[Task goal] Could you repeat the entries below word for word, leaving nothing out?

(Dataset rows describing interfaces)
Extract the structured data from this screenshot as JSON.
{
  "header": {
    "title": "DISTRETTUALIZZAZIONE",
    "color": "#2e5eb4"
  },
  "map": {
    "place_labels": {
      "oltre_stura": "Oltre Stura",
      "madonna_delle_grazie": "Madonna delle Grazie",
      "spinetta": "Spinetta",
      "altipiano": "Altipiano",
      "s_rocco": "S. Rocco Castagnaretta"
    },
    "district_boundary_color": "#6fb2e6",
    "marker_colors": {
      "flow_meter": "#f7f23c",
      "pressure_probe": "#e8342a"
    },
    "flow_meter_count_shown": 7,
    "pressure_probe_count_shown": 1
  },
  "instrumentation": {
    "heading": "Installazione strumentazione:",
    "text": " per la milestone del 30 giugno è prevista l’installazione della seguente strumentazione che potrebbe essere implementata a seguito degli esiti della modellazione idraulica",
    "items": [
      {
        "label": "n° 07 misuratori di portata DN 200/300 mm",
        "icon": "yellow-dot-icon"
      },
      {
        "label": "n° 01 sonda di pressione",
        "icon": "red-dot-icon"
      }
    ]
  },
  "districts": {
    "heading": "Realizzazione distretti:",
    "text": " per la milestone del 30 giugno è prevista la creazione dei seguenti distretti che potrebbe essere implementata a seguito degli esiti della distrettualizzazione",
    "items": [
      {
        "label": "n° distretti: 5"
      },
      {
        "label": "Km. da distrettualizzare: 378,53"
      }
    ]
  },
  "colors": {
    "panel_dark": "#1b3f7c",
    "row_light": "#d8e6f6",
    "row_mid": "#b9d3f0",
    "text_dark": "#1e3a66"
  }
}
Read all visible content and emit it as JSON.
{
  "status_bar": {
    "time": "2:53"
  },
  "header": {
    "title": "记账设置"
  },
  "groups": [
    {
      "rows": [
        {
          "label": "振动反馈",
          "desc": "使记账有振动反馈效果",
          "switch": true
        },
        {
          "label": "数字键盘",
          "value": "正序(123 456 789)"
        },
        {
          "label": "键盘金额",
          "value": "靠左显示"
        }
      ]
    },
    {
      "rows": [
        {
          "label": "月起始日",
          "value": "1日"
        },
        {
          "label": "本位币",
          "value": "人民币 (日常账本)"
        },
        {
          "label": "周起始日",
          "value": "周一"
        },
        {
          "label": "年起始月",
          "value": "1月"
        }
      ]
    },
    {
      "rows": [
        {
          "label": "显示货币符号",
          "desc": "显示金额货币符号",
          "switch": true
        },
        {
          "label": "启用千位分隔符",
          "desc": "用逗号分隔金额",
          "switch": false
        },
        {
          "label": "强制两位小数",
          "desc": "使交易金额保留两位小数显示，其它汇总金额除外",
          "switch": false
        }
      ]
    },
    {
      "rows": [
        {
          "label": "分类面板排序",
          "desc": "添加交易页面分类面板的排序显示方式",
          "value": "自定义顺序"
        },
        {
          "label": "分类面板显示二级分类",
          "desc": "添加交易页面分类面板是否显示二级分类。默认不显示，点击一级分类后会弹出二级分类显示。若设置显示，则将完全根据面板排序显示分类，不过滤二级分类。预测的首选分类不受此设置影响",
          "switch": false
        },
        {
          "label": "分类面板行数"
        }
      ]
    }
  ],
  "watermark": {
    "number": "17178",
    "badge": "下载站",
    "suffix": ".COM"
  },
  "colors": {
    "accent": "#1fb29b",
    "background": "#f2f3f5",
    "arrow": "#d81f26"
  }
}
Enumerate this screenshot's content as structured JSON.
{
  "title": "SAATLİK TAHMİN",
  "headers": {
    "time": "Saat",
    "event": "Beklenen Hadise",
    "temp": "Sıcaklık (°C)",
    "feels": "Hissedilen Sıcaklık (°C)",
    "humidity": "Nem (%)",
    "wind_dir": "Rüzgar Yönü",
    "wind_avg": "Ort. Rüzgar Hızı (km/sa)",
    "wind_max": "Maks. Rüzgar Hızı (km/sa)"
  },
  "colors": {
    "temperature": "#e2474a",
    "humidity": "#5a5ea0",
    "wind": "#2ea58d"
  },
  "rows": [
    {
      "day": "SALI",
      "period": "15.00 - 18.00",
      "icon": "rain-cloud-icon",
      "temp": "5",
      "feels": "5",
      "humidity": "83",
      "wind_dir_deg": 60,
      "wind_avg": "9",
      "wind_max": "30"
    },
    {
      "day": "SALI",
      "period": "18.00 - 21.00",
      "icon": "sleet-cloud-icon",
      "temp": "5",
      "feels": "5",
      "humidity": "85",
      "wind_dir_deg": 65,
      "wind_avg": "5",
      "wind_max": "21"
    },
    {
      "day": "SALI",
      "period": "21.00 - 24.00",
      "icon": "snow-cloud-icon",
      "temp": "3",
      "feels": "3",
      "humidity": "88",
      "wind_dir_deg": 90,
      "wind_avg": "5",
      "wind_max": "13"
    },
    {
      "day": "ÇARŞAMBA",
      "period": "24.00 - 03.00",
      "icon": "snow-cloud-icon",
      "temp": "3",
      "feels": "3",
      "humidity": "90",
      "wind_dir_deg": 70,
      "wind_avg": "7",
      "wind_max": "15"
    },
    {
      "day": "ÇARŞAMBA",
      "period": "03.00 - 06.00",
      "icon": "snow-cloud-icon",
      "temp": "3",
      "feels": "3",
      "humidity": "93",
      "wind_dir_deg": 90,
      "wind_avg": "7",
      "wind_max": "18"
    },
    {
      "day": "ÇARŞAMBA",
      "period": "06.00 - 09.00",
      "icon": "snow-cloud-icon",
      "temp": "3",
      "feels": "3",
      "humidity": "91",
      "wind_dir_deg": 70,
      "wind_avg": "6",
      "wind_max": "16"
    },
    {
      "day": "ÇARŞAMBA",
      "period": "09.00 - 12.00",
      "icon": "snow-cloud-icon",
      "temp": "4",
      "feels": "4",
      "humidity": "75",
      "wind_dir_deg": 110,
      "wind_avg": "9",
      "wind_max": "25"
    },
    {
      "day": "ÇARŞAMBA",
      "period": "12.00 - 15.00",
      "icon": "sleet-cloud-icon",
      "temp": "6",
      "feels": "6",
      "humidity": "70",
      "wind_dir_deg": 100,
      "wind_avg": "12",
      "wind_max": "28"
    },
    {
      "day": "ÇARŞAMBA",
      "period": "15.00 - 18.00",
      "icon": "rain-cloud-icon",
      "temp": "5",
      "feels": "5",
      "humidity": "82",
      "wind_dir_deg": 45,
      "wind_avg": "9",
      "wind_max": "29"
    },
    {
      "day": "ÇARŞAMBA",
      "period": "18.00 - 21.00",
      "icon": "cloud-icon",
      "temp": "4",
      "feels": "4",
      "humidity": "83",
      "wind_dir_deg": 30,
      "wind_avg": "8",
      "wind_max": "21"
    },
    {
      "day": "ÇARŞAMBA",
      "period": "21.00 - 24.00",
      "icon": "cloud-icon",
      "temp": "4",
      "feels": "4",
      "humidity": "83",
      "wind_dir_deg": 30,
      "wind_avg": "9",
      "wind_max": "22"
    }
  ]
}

[Written reply]
Extract the structured data from this screenshot as JSON.
{
  "header": {
    "title": "DISTRETTUALIZZAZIONE",
    "color": "#2e5eb4"
  },
  "map": {
    "place_labels": {
      "oltre_stura": "Oltre Stura",
      "madonna_delle_grazie": "Madonna delle Grazie",
      "spinetta": "Spinetta",
      "altipiano": "Altipiano",
      "s_rocco": "S. Rocco Castagnaretta"
    },
    "district_boundary_color": "#6fb2e6",
    "marker_colors": {
      "flow_meter": "#f7f23c",
      "pressure_probe": "#e8342a"
    },
    "flow_meter_count_shown": 7,
    "pressure_probe_count_shown": 1
  },
  "instrumentation": {
    "heading": "Installazione strumentazione:",
    "text": " per la milestone del 30 giugno è prevista l’installazione della seguente strumentazione che potrebbe essere implementata a seguito degli esiti della modellazione idraulica",
    "items": [
      {
        "label": "n° 07 misuratori di portata DN 200/300 mm",
        "icon": "yellow-dot-icon"
      },
      {
        "label": "n° 01 sonda di pressione",
        "icon": "red-dot-icon"
      }
    ]
  },
  "districts": {
    "heading": "Realizzazione distretti:",
    "text": " per la milestone del 30 giugno è prevista la creazione dei seguenti distretti che potrebbe essere implementata a seguito degli esiti della distrettualizzazione",
    "items": [
      {
        "label": "n° distretti: 5"
      },
      {
        "label": "Km. da distrettualizzare: 378,53"
      }
    ]
  },
  "colors": {
    "panel_dark": "#1b3f7c",
    "row_light": "#d8e6f6",
    "row_mid": "#b9d3f0",
    "text_dark": "#1e3a66"
  }
}
Read all visible content and emit it as JSON.
{
  "status_bar": {
    "time": "2:53"
  },
  "header": {
    "title": "记账设置"
  },
  "groups": [
    {
      "rows": [
        {
          "label": "振动反馈",
          "desc": "使记账有振动反馈效果",
          "switch": true
        },
        {
          "label": "数字键盘",
          "value": "正序(123 456 789)"
        },
        {
          "label": "键盘金额",
          "value": "靠左显示"
        }
      ]
    },
    {
      "rows": [
        {
          "label": "月起始日",
          "value": "1日"
        },
        {
          "label": "本位币",
          "value": "人民币 (日常账本)"
        },
        {
          "label": "周起始日",
          "value": "周一"
        },
        {
          "label": "年起始月",
          "value": "1月"
        }
      ]
    },
    {
      "rows": [
        {
          "label": "显示货币符号",
          "desc": "显示金额货币符号",
          "switch": true
        },
        {
          "label": "启用千位分隔符",
          "desc": "用逗号分隔金额",
          "switch": false
        },
        {
          "label": "强制两位小数",
          "desc": "使交易金额保留两位小数显示，其它汇总金额除外",
          "switch": false
        }
      ]
    },
    {
      "rows": [
        {
          "label": "分类面板排序",
          "desc": "添加交易页面分类面板的排序显示方式",
          "value": "自定义顺序"
        },
        {
          "label": "分类面板显示二级分类",
          "desc": "添加交易页面分类面板是否显示二级分类。默认不显示，点击一级分类后会弹出二级分类显示。若设置显示，则将完全根据面板排序显示分类，不过滤二级分类。预测的首选分类不受此设置影响",
          "switch": false
        },
        {
          "label": "分类面板行数"
        }
      ]
    }
  ],
  "watermark": {
    "number": "17178",
    "badge": "下载站",
    "suffix": ".COM"
  },
  "colors": {
    "accent": "#1fb29b",
    "background": "#f2f3f5",
    "arrow": "#d81f26"
  }
}
Enumerate this screenshot's content as structured JSON.
{
  "title": "SAATLİK TAHMİN",
  "headers": {
    "time": "Saat",
    "event": "Beklenen Hadise",
    "temp": "Sıcaklık (°C)",
    "feels": "Hissedilen Sıcaklık (°C)",
    "humidity": "Nem (%)",
    "wind_dir": "Rüzgar Yönü",
    "wind_avg": "Ort. Rüzgar Hızı (km/sa)",
    "wind_max": "Maks. Rüzgar Hızı (km/sa)"
  },
  "colors": {
    "temperature": "#e2474a",
    "humidity": "#5a5ea0",
    "wind": "#2ea58d"
  },
  "rows": [
    {
      "day": "SALI",
      "period": "15.00 - 18.00",
      "icon": "rain-cloud-icon",
      "temp": "5",
      "feels": "5",
      "humidity": "83",
      "wind_dir_deg": 60,
      "wind_avg": "9",
      "wind_max": "30"
    },
    {
      "day": "SALI",
      "period": "18.00 - 21.00",
      "icon": "sleet-cloud-icon",
      "temp": "5",
      "feels": "5",
      "humidity": "85",
      "wind_dir_deg": 65,
      "wind_avg": "5",
      "wind_max": "21"
    },
    {
      "day": "SALI",
      "period": "21.00 - 24.00",
      "icon": "snow-cloud-icon",
      "temp": "3",
      "feels": "3",
      "humidity": "88",
      "wind_dir_deg": 90,
      "wind_avg": "5",
      "wind_max": "13"
    },
    {
      "day": "ÇARŞAMBA",
      "period": "24.00 - 03.00",
      "icon": "snow-cloud-icon",
      "temp": "3",
      "feels": "3",
      "humidity": "90",
      "wind_dir_deg": 70,
      "wind_avg": "7",
      "wind_max": "15"
    },
    {
      "day": "ÇARŞAMBA",
      "period": "03.00 - 06.00",
      "icon": "snow-cloud-icon",
      "temp": "3",
      "feels": "3",
      "humidity": "93",
      "wind_dir_deg": 90,
      "wind_avg": "7",
      "wind_max": "18"
    },
    {
      "day": "ÇARŞAMBA",
      "period": "06.00 - 09.00",
      "icon": "snow-cloud-icon",
      "temp": "3",
      "feels": "3",
      "humidity": "91",
      "wind_dir_deg": 70,
      "wind_avg": "6",
      "wind_max": "16"
    },
    {
      "day": "ÇARŞAMBA",
      "period": "09.00 - 12.00",
      "icon": "snow-cloud-icon",
      "temp": "4",
      "feels": "4",
      "humidity": "75",
      "wind_dir_deg": 110,
      "wind_avg": "9",
      "wind_max": "25"
    },
    {
      "day": "ÇARŞAMBA",
      "period": "12.00 - 15.00",
      "icon": "sleet-cloud-icon",
      "temp": "6",
      "feels": "6",
      "humidity": "70",
      "wind_dir_deg": 100,
      "wind_avg": "12",
      "wind_max": "28"
    },
    {
      "day": "ÇARŞAMBA",
      "period": "15.00 - 18.00",
      "icon": "rain-cloud-icon",
      "temp": "5",
      "feels": "5",
      "humidity": "82",
      "wind_dir_deg": 45,
      "wind_avg": "9",
      "wind_max": "29"
    },
    {
      "day": "ÇARŞAMBA",
      "period": "18.00 - 21.00",
      "icon": "cloud-icon",
      "temp": "4",
      "feels": "4",
      "humidity": "83",
      "wind_dir_deg": 30,
      "wind_avg": "8",
      "wind_max": "21"
    },
    {
      "day": "ÇARŞAMBA",
      "period": "21.00 - 24.00",
      "icon": "cloud-icon",
      "temp": "4",
      "feels": "4",
      "humidity": "83",
      "wind_dir_deg": 30,
      "wind_avg": "9",
      "wind_max": "22"
    }
  ]
}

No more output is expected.